I ordered Sam a gift for Father’s Day. I know he’s not my dad, but my kids stink at doing anything for Father’s Day or Mother’s Day, so I thought I’d pick up the slack for them just this once. Anyway, when it came, my daughter was convinced the box contained something for her and she talked him into opening it before I got home. So he found his gift already. Happy Father’s Day.
I know many moms want to spend Mother’s Day spending wonderful family time together, but my M-O has always been to spend Mother’s Day doing something away from my family. For years, I would leave them immediately after church and disappear for hours until dinner. Sometimes I’d go to a coffee shop to write. A few times I took a hike. Whatever I chose, it was always by myself: a smidge of the precious alone-time that fills my tank. Now that my tank has a little more in it than it did when I had littles, I like to spend Mother’s Day working on Labor and Delivery. It’s a chance to pay forward all the coaching and cheerleading I have received over my many years of being a mom.
One of my favorite parts of my work is helping new parents transition from life-as-adults into life-as-parents. It’s a very different task, and one that requires not just education, but a cheerleader. When I was a new mom in 2000, I was still using a camera with film (anyone else remember what that was?), and all the photos of my oldest child are either with him as a tiny speck far away, or really close up and really blurry. When I transitioned into part-time work in 2003 to spend more time at home, I discovered parenting blogs on the internet. There I found a community of parents who were struggling and were honest about it. Uploading photos to the internet was still a pain, so the pictures of messy houses and chaos were painted in words. Those stories of how hard parenting could be held me up through the next few really busy years as we moved to Colorado, had baby #3 and began to home school. Soon after that, I joined the ranks of (mostly) moms sharing stories of the good, the bad and the ugly online.

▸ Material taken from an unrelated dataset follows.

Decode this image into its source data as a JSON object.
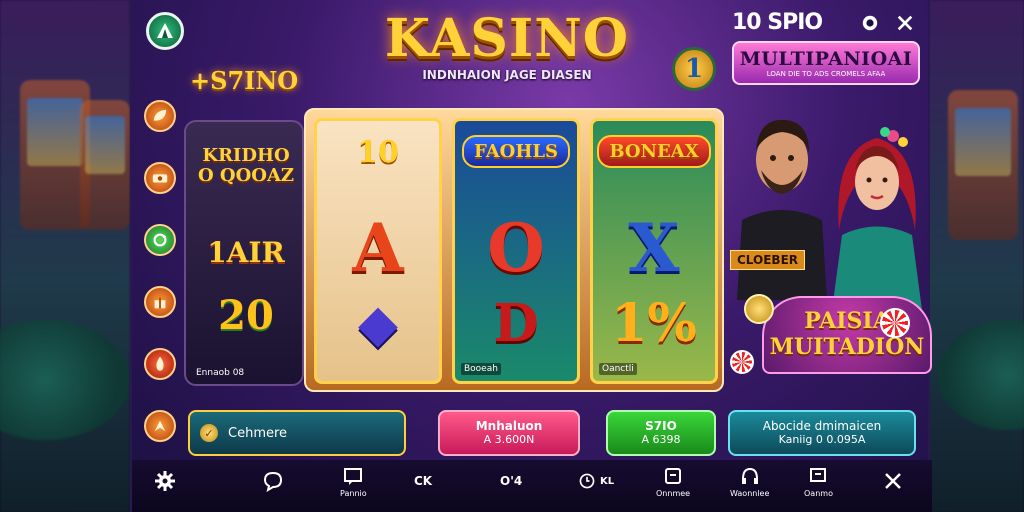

What I see now online lately is a new beast, one with perfectly curated photos and “influencers” who make everything look like it’s going to beautiful and easy if you only listen to this podcast or buy this pressure cooker or monthly subscription box they are advertising. What used to be a lifeline for me has turned into yet another place I can go to feel bad about yelling at my kids and having a messy house and weak abs.
So Happy Mother’s Day to you. May you find a safe place to cry if that’s what you need. May you have enough quiet to hear the truth that you can do this. It’s not going to be perfect, or even beautiful most of the time. But you are enough. You have what it takes, even if the neighbors might hear you yelling at your kids now that it’s warm enough to have the windows open, and your kids are more resilient than you know. I believe in you.
Happy Mother’s Day.